Work request -
Please reproduce all of the data below exactly, leaving each picture out.

Data for this task -
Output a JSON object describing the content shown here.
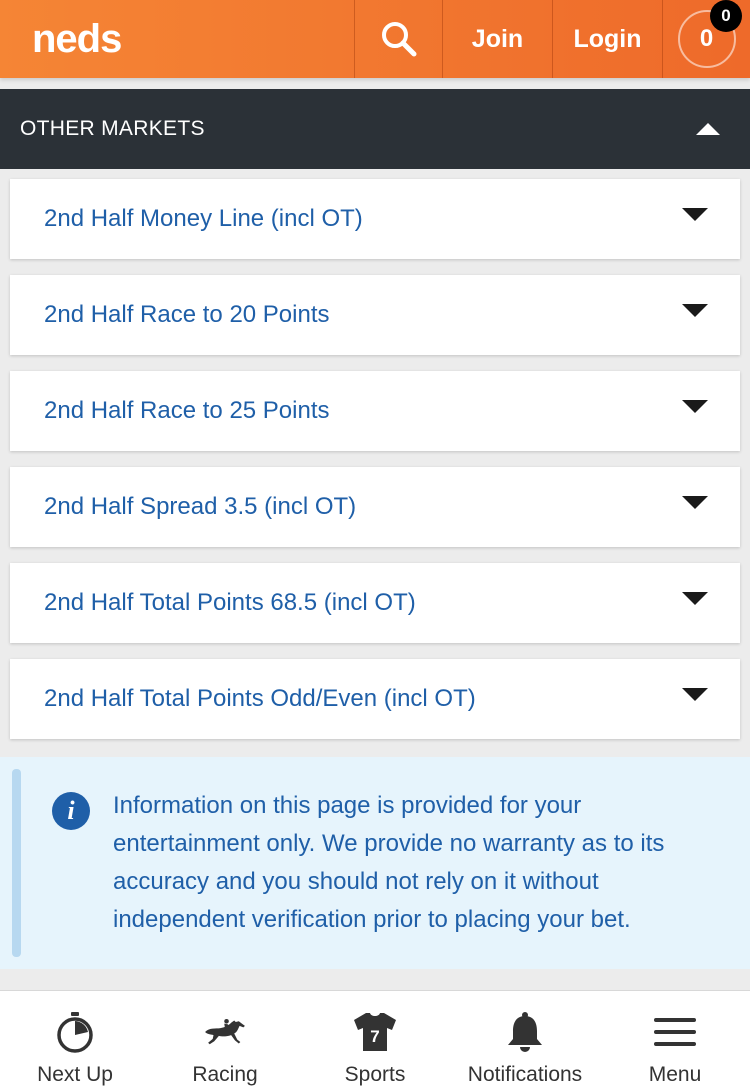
{
  "header": {
    "logo": "neds",
    "join_label": "Join",
    "login_label": "Login",
    "betslip_count": "0",
    "betslip_badge": "0",
    "icons": {
      "search": "search-icon"
    }
  },
  "section": {
    "title": "OTHER MARKETS",
    "toggle_icon": "chevron-up-icon"
  },
  "markets": [
    {
      "label": "2nd Half Money Line (incl OT)"
    },
    {
      "label": "2nd Half Race to 20 Points"
    },
    {
      "label": "2nd Half Race to 25 Points"
    },
    {
      "label": "2nd Half Spread 3.5 (incl OT)"
    },
    {
      "label": "2nd Half Total Points 68.5 (incl OT)"
    },
    {
      "label": "2nd Half Total Points Odd/Even (incl OT)"
    }
  ],
  "info": {
    "icon": "info-icon",
    "text": "Information on this page is provided for your entertainment only. We provide no warranty as to its accuracy and you should not rely on it without independent verification prior to placing your bet."
  },
  "bottom_nav": [
    {
      "label": "Next Up",
      "icon": "stopwatch-icon"
    },
    {
      "label": "Racing",
      "icon": "horse-icon"
    },
    {
      "label": "Sports",
      "icon": "jersey-icon"
    },
    {
      "label": "Notifications",
      "icon": "bell-icon"
    },
    {
      "label": "Menu",
      "icon": "hamburger-icon"
    }
  ],
  "colors": {
    "brand_orange": "#f07630",
    "dark_bar": "#2b3137",
    "link_blue": "#1f5fa8",
    "info_bg": "#e6f4fc"
  }
}
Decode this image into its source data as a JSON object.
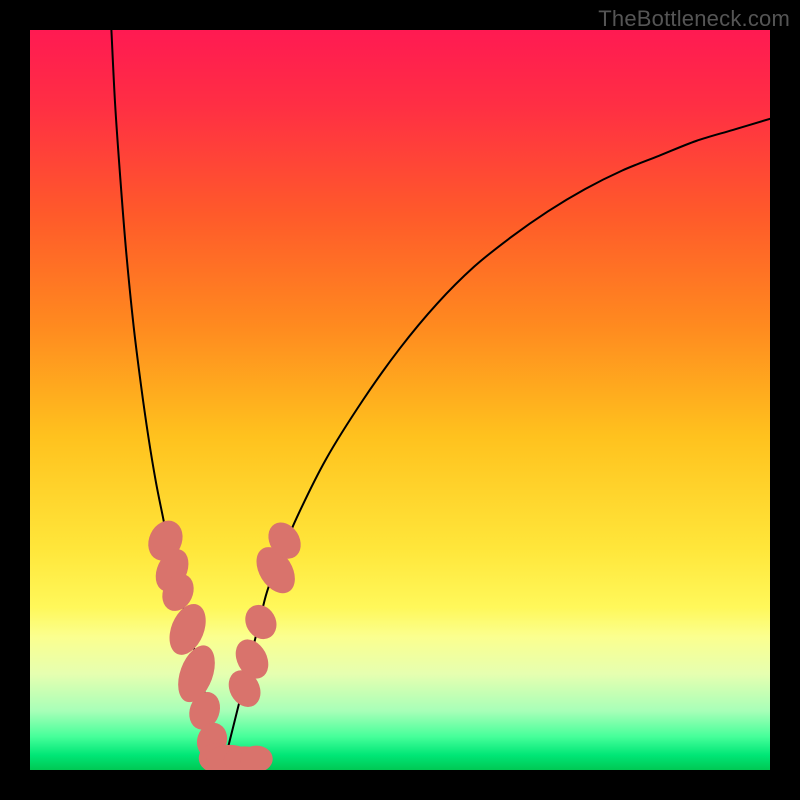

Answer -
Output a JSON object describing the content shown here.
{
  "header": {
    "logo": "neds",
    "join_label": "Join",
    "login_label": "Login",
    "betslip_count": "0",
    "betslip_badge": "0",
    "icons": {
      "search": "search-icon"
    }
  },
  "section": {
    "title": "OTHER MARKETS",
    "toggle_icon": "chevron-up-icon"
  },
  "markets": [
    {
      "label": "2nd Half Money Line (incl OT)"
    },
    {
      "label": "2nd Half Race to 20 Points"
    },
    {
      "label": "2nd Half Race to 25 Points"
    },
    {
      "label": "2nd Half Spread 3.5 (incl OT)"
    },
    {
      "label": "2nd Half Total Points 68.5 (incl OT)"
    },
    {
      "label": "2nd Half Total Points Odd/Even (incl OT)"
    }
  ],
  "info": {
    "icon": "info-icon",
    "text": "Information on this page is provided for your entertainment only. We provide no warranty as to its accuracy and you should not rely on it without independent verification prior to placing your bet."
  },
  "bottom_nav": [
    {
      "label": "Next Up",
      "icon": "stopwatch-icon"
    },
    {
      "label": "Racing",
      "icon": "horse-icon"
    },
    {
      "label": "Sports",
      "icon": "jersey-icon"
    },
    {
      "label": "Notifications",
      "icon": "bell-icon"
    },
    {
      "label": "Menu",
      "icon": "hamburger-icon"
    }
  ],
  "colors": {
    "brand_orange": "#f07630",
    "dark_bar": "#2b3137",
    "link_blue": "#1f5fa8",
    "info_bg": "#e6f4fc"
  }
}
Decode this image into its source data as a JSON object.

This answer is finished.